The controversial proposed gambling laws include “pre-commitment” technology, which requires poker machine players to have a card registered in their name and pre-programmed to limit the amount of money they are able to lose in a 24-hour period.
The report is based on a weekly ‘omnibus’ survey conducted online from the 7th to 11th of September by social and market research company Your Source on behalf of Essential Media.
Support for the reforms has changed little since research was undertaken in April, rising by only 2%.
An expensive advertising campaign on behalf of ClubsAustralia and the Australian Hotel Association slamming the reforms seems to have had little effect on public attitudes.
Since April there has only been a 4% increase in the number of Australians who oppose the reforms.
The reforms are most popular with younger Australians – 73% of respondents aged under 35 support the proposal compared to 66% of those aged 35-54 and 61% of those aged 55 and over.
The survey results also show that the reforms are supported by voters of all parties – although support from Liberal and National party voters was lower at 59%.
Chair of the Australian Churches Gambling Taskforce, Rev Tim Costello said the research shows clear majority support among all age groups, and across the political spectrum.
Rev Costello says the poll shows that Australians want clear action to reduce the harm being done by poker machines – and that Australians have not been taken in by the industry campaign against reform.
He says the noise from the Clubs campaign would make someone think there’s uproar in the community about these reforms, and that Andrew Wilkie is an obsessive one-man band. These results demonstrate overwhelming support for the policy agreed by Andrew Wilkie and the Gillard Government, fighting narrow and destructive vested interests.
Costello says the reforms give poker machine players choice and control by deciding ahead of time how much they are willing to lose in any gambling session. These limits can be as high or as low as the player likes. No one is telling them how much they can or can’t spend, simply that players have to at least think about their losses ahead of time.

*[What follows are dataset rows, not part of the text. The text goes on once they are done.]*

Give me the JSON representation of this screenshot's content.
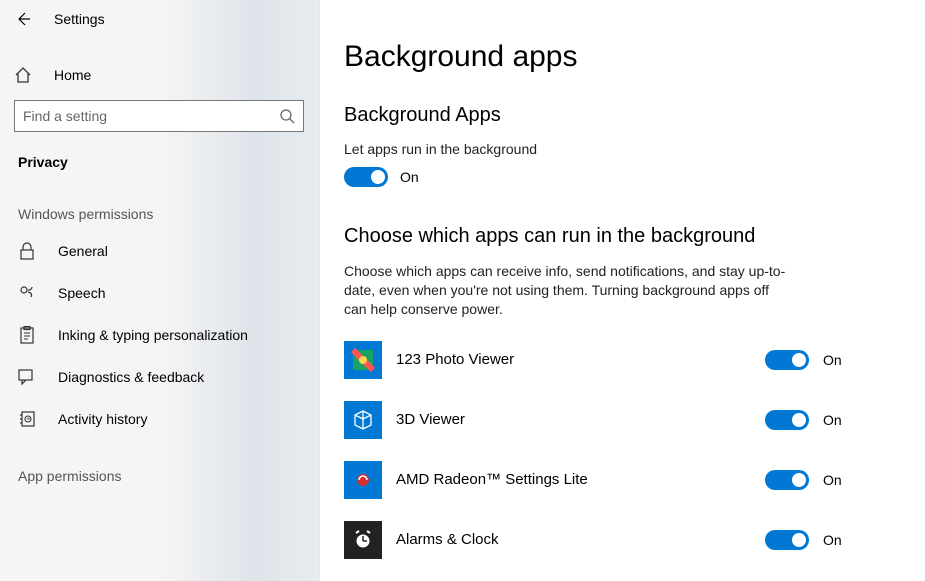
{
  "header": {
    "settings_label": "Settings",
    "home_label": "Home"
  },
  "search": {
    "placeholder": "Find a setting"
  },
  "sidebar": {
    "page_section": "Privacy",
    "group1_label": "Windows permissions",
    "items1": [
      {
        "label": "General"
      },
      {
        "label": "Speech"
      },
      {
        "label": "Inking & typing personalization"
      },
      {
        "label": "Diagnostics & feedback"
      },
      {
        "label": "Activity history"
      }
    ],
    "group2_label": "App permissions"
  },
  "main": {
    "title": "Background apps",
    "section1_title": "Background Apps",
    "let_apps_run_label": "Let apps run in the background",
    "master_toggle_state": "On",
    "section2_title": "Choose which apps can run in the background",
    "section2_desc": "Choose which apps can receive info, send notifications, and stay up-to-date, even when you're not using them. Turning background apps off can help conserve power.",
    "apps": [
      {
        "name": "123 Photo Viewer",
        "state": "On"
      },
      {
        "name": "3D Viewer",
        "state": "On"
      },
      {
        "name": "AMD Radeon™ Settings Lite",
        "state": "On"
      },
      {
        "name": "Alarms & Clock",
        "state": "On"
      }
    ]
  }
}
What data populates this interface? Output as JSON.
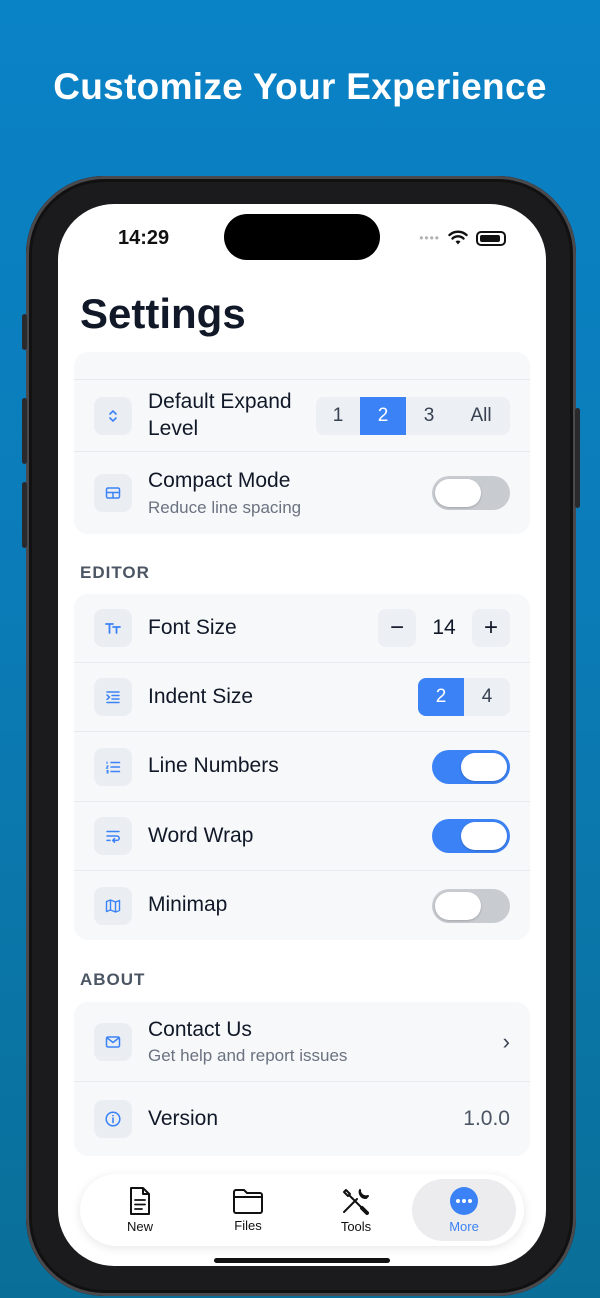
{
  "headline": "Customize Your Experience",
  "status": {
    "time": "14:29"
  },
  "page": {
    "title": "Settings"
  },
  "sections": {
    "general": {
      "expand": {
        "label_line1": "Default Expand",
        "label_line2": "Level",
        "options": [
          "1",
          "2",
          "3",
          "All"
        ],
        "selected": "2",
        "icon": "chevron-up-down-icon"
      },
      "compact": {
        "label": "Compact Mode",
        "subtitle": "Reduce line spacing",
        "enabled": false,
        "icon": "layout-icon"
      }
    },
    "editor": {
      "header": "EDITOR",
      "font_size": {
        "label": "Font Size",
        "value": "14",
        "minus": "−",
        "plus": "+",
        "icon": "text-size-icon"
      },
      "indent": {
        "label": "Indent Size",
        "options": [
          "2",
          "4"
        ],
        "selected": "2",
        "icon": "indent-icon"
      },
      "line_numbers": {
        "label": "Line Numbers",
        "enabled": true,
        "icon": "numbered-list-icon"
      },
      "word_wrap": {
        "label": "Word Wrap",
        "enabled": true,
        "icon": "wrap-icon"
      },
      "minimap": {
        "label": "Minimap",
        "enabled": false,
        "icon": "map-icon"
      }
    },
    "about": {
      "header": "ABOUT",
      "contact": {
        "label": "Contact Us",
        "subtitle": "Get help and report issues",
        "chevron": "›",
        "icon": "mail-icon"
      },
      "version": {
        "label": "Version",
        "value": "1.0.0",
        "icon": "info-icon"
      }
    }
  },
  "tabbar": {
    "items": [
      {
        "label": "New",
        "icon": "document-icon"
      },
      {
        "label": "Files",
        "icon": "folder-icon"
      },
      {
        "label": "Tools",
        "icon": "tools-icon"
      },
      {
        "label": "More",
        "icon": "more-icon",
        "active": true
      }
    ]
  },
  "colors": {
    "accent": "#3b82f6",
    "background": "#0a7dbb"
  }
}
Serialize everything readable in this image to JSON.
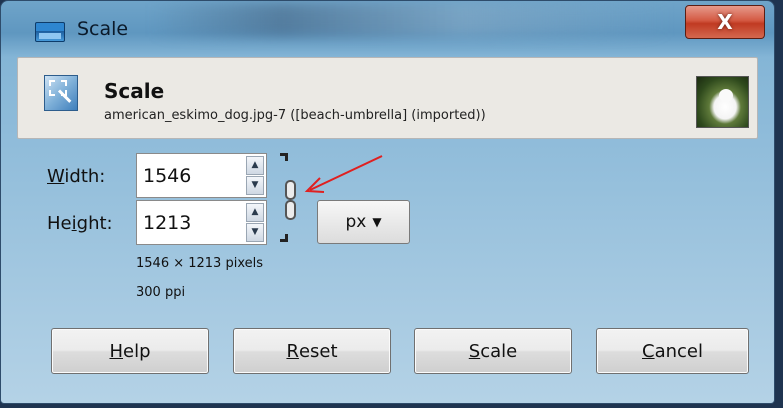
{
  "window": {
    "title": "Scale",
    "close_label": "X"
  },
  "header": {
    "title": "Scale",
    "subtitle": "american_eskimo_dog.jpg-7 ([beach-umbrella] (imported))"
  },
  "form": {
    "width_label_first": "W",
    "width_label_rest": "idth:",
    "width_value": "1546",
    "height_label_first": "H",
    "height_label_mid": "e",
    "height_label_ul": "i",
    "height_label_rest": "ght:",
    "height_value": "1213",
    "unit_value": "px",
    "pixels_info": "1546 × 1213 pixels",
    "ppi_info": "300 ppi"
  },
  "buttons": {
    "help_first": "H",
    "help_rest": "elp",
    "reset_first": "R",
    "reset_rest": "eset",
    "scale_first": "S",
    "scale_rest": "cale",
    "cancel_first": "C",
    "cancel_rest": "ancel"
  },
  "colors": {
    "annotation_arrow": "#e02020",
    "close_button": "#c94b35"
  }
}
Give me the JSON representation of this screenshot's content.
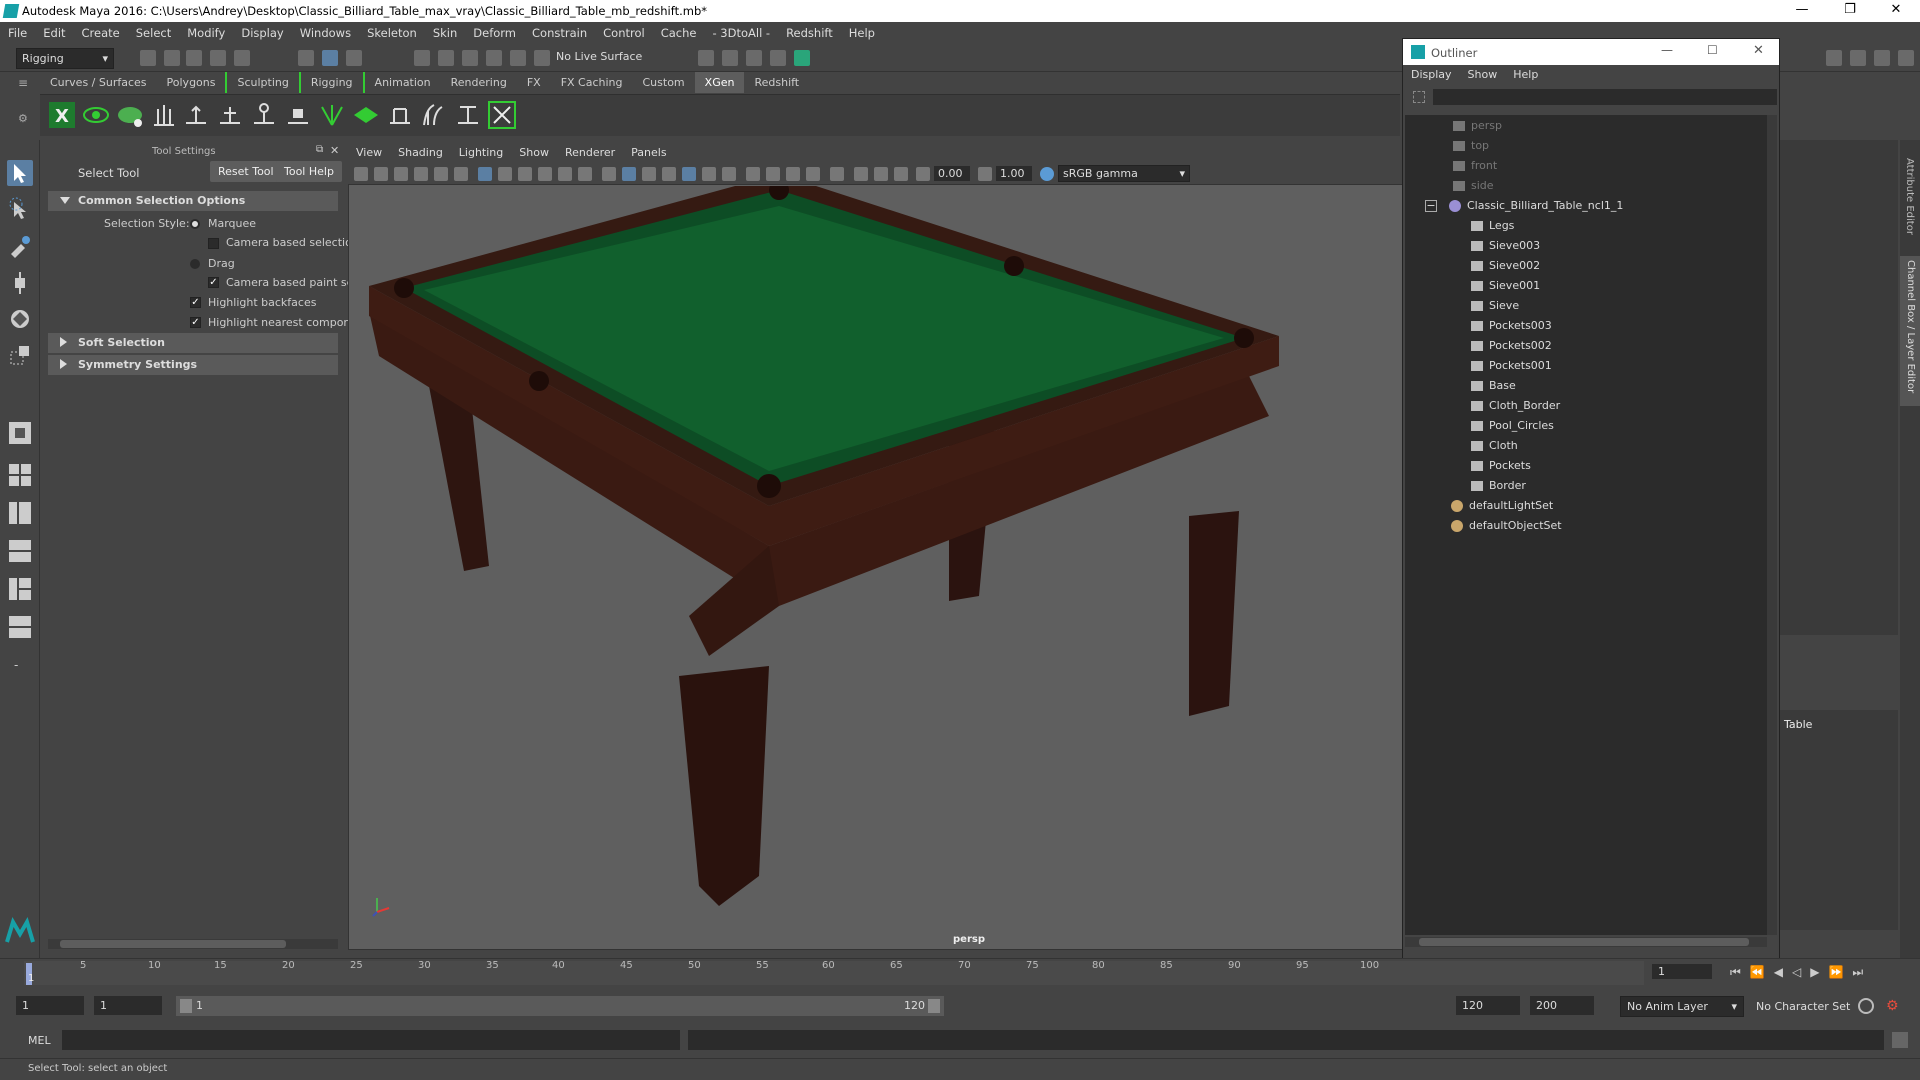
{
  "window": {
    "title": "Autodesk Maya 2016: C:\\Users\\Andrey\\Desktop\\Classic_Billiard_Table_max_vray\\Classic_Billiard_Table_mb_redshift.mb*"
  },
  "menubar": [
    "File",
    "Edit",
    "Create",
    "Select",
    "Modify",
    "Display",
    "Windows",
    "Skeleton",
    "Skin",
    "Deform",
    "Constrain",
    "Control",
    "Cache",
    "- 3DtoAll -",
    "Redshift",
    "Help"
  ],
  "statusline": {
    "mode": "Rigging",
    "live_surface": "No Live Surface"
  },
  "shelf_tabs": [
    "Curves / Surfaces",
    "Polygons",
    "Sculpting",
    "Rigging",
    "Animation",
    "Rendering",
    "FX",
    "FX Caching",
    "Custom",
    "XGen",
    "Redshift"
  ],
  "shelf_active": "XGen",
  "tool_settings": {
    "header": "Tool Settings",
    "tool_name": "Select Tool",
    "reset_button": "Reset Tool",
    "help_button": "Tool Help",
    "sections": {
      "common": "Common Selection Options",
      "soft": "Soft Selection",
      "symmetry": "Symmetry Settings"
    },
    "selection_style_label": "Selection Style:",
    "marquee": "Marquee",
    "camera_based_selection": "Camera based selectio",
    "drag": "Drag",
    "camera_based_paint": "Camera based paint se",
    "highlight_backfaces": "Highlight backfaces",
    "highlight_nearest": "Highlight nearest compor"
  },
  "viewport": {
    "menus": [
      "View",
      "Shading",
      "Lighting",
      "Show",
      "Renderer",
      "Panels"
    ],
    "exposure": "0.00",
    "gamma": "1.00",
    "color_space": "sRGB gamma",
    "camera_label": "persp"
  },
  "outliner": {
    "title": "Outliner",
    "menus": [
      "Display",
      "Show",
      "Help"
    ],
    "cameras": [
      "persp",
      "top",
      "front",
      "side"
    ],
    "group": "Classic_Billiard_Table_ncl1_1",
    "children": [
      "Legs",
      "Sieve003",
      "Sieve002",
      "Sieve001",
      "Sieve",
      "Pockets003",
      "Pockets002",
      "Pockets001",
      "Base",
      "Cloth_Border",
      "Pool_Circles",
      "Cloth",
      "Pockets",
      "Border"
    ],
    "sets": [
      "defaultLightSet",
      "defaultObjectSet"
    ]
  },
  "right_panel": {
    "layer_name": "Table",
    "tab_attr": "Attribute Editor",
    "tab_channel": "Channel Box / Layer Editor"
  },
  "timeline": {
    "ticks": [
      "1",
      "5",
      "10",
      "15",
      "20",
      "25",
      "30",
      "35",
      "40",
      "45",
      "50",
      "55",
      "60",
      "65",
      "70",
      "75",
      "80",
      "85",
      "90",
      "95",
      "100"
    ],
    "current_frame": "1"
  },
  "range": {
    "start": "1",
    "playback_start": "1",
    "slider_start": "1",
    "slider_end": "120",
    "playback_end": "120",
    "end": "200",
    "anim_layer": "No Anim Layer",
    "character_set": "No Character Set"
  },
  "command_line": {
    "label": "MEL"
  },
  "help_line": "Select Tool: select an object"
}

The Essential Research can be accessed at http://www.essentialmedia.com.au/essential-report/